Henceforth, authorities are required to pay compensation to indigenes for expropriated land traversed by government’s road construction projects. Focal Points of the National Road Board and stakeholders drawn from public and private institutions, made this key among recommendations submitted to the Secretary General in the Prime Minister’s Office, Louis Paul Motaze, at the end of their 4th series of conferences yesterday, August 25, 2015.
Involve Traditional Rulers In Compensation Process
The recent embarrassment that occurred in the Lekie Division of the Centre Region, where indigenes blocked works on the Yaounde-Douala double-carriage highway for want of appropriate compensation, fueled discussions amongst the Focal Points, leading them to reiterate that given the laws in force and directives from donors and funding agencies, the payment for land expropriation compensation was required before the start of road construction projects.
They decried practices by some State officials who once informed of imminent road projects, encourage their relatives to carry out investments in the target areas to benefit from expropriation payments. They recommended that traditional rulers of indigenous communities concerned be associated in the identification and census of populations affected by government projects to prevent the addition of fictitious names on lists of beneficiaries. The Focal Points further suggested that contracting officers should ensure proper planning and programming of projects as well as secure, in anticipation, areas crossed by road projects.
Classification of Road Companies Imminent
At the start of the 4th Series of Conference on July 20, 2015, the Focal Points endorsed the draft decree creating the Committee for the Classification of Companies in the Construction and Public Works sector. Split into four specialized sub-committees and lodged temporarily at the National Road Board, the Committee, it was suggested, would provide the basis on which contracting officers will select companies bidding for road projects, thus preventing them from bidding for contracts for which they do not have the financial, technical and human resource capacity to execute. This, they held, will prevent the phenomenon of abandoned projects.
Creation of Second Generation Road Fund

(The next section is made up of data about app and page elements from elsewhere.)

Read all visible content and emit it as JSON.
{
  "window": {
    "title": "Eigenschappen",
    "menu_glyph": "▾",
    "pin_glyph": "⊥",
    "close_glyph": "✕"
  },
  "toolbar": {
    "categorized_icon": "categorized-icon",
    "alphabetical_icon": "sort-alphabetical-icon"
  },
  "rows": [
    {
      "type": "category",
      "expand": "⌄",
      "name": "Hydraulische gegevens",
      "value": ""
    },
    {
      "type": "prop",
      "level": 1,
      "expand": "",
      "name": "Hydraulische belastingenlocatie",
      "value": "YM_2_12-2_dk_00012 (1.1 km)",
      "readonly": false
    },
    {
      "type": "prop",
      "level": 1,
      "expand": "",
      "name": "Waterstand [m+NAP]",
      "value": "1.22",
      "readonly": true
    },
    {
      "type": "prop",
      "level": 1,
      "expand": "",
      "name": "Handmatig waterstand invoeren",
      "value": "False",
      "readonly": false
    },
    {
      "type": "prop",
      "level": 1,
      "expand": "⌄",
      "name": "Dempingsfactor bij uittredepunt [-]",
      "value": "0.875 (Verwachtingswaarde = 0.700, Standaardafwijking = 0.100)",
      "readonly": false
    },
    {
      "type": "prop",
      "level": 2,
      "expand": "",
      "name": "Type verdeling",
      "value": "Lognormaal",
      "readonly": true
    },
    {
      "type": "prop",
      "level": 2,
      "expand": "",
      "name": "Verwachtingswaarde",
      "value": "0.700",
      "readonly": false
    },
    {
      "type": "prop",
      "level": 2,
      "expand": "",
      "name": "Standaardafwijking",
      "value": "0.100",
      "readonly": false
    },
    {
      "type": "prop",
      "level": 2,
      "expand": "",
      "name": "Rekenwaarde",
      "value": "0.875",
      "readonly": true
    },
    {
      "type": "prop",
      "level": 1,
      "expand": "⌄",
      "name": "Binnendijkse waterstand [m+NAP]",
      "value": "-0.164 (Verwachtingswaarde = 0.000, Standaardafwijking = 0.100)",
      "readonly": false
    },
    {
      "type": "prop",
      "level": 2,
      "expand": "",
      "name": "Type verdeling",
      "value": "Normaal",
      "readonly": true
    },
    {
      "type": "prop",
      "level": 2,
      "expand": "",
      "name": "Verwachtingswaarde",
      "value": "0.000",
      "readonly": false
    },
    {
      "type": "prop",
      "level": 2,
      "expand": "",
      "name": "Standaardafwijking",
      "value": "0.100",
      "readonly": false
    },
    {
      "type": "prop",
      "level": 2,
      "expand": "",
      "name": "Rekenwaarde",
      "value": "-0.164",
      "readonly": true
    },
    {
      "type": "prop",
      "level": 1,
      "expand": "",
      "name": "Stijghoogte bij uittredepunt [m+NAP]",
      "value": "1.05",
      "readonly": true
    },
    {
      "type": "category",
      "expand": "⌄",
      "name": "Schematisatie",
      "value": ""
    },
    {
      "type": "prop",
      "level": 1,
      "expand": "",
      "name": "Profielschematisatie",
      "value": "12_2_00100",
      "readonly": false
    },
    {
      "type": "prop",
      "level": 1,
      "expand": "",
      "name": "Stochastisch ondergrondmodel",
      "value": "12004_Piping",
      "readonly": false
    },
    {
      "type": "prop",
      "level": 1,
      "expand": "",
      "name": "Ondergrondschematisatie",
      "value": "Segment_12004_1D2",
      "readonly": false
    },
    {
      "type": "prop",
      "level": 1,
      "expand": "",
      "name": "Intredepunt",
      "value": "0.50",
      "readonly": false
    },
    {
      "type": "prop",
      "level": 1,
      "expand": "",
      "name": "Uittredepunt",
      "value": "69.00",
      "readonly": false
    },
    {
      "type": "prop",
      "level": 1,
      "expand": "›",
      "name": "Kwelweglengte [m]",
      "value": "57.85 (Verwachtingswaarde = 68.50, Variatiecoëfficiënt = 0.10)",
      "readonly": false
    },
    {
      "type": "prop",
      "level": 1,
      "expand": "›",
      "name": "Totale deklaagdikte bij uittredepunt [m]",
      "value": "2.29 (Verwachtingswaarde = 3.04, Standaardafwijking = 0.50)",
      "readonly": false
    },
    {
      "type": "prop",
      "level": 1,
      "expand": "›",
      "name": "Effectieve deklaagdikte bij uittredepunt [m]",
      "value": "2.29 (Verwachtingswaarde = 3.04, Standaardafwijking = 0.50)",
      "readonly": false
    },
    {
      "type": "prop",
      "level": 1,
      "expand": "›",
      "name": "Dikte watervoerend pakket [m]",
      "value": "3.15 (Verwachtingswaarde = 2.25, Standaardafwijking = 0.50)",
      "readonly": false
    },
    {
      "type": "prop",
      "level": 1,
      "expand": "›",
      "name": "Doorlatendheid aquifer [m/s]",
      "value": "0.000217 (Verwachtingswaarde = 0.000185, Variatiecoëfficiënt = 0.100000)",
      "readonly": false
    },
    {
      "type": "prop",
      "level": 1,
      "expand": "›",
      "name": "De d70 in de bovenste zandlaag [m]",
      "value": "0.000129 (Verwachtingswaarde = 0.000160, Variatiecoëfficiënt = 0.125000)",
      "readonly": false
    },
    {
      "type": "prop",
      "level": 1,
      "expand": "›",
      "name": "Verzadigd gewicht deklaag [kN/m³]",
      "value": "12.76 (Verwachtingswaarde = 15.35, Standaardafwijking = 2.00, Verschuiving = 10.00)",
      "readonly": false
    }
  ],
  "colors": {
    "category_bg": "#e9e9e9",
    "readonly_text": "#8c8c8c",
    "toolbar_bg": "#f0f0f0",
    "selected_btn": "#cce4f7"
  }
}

The Focal Points were of the opinion that the status of the National Road Fund should be upgraded by allowing it collect all revenue from roads such as road tolls, weighing fees and penalties as well as other road royalties. According to the Permanent Secretary of the National Road Board, Issofa Moumbain Matapit, this will enable the Fund to not only increase its FCFA 55-billion budget but also handle payments of services performed by small and medium-size enterprises to prevent the latter from closing down as had been noticed when their payments were delayed. While lauding the one-month work done by the Focal Points and giving tips to enrich it, Louis Paul Motaze promised that the recommendations will be forwarded for good use to the National Road Board chaired by Prime Minister, Head of Government, Philemon Yang. — Source : Cameroon Tribune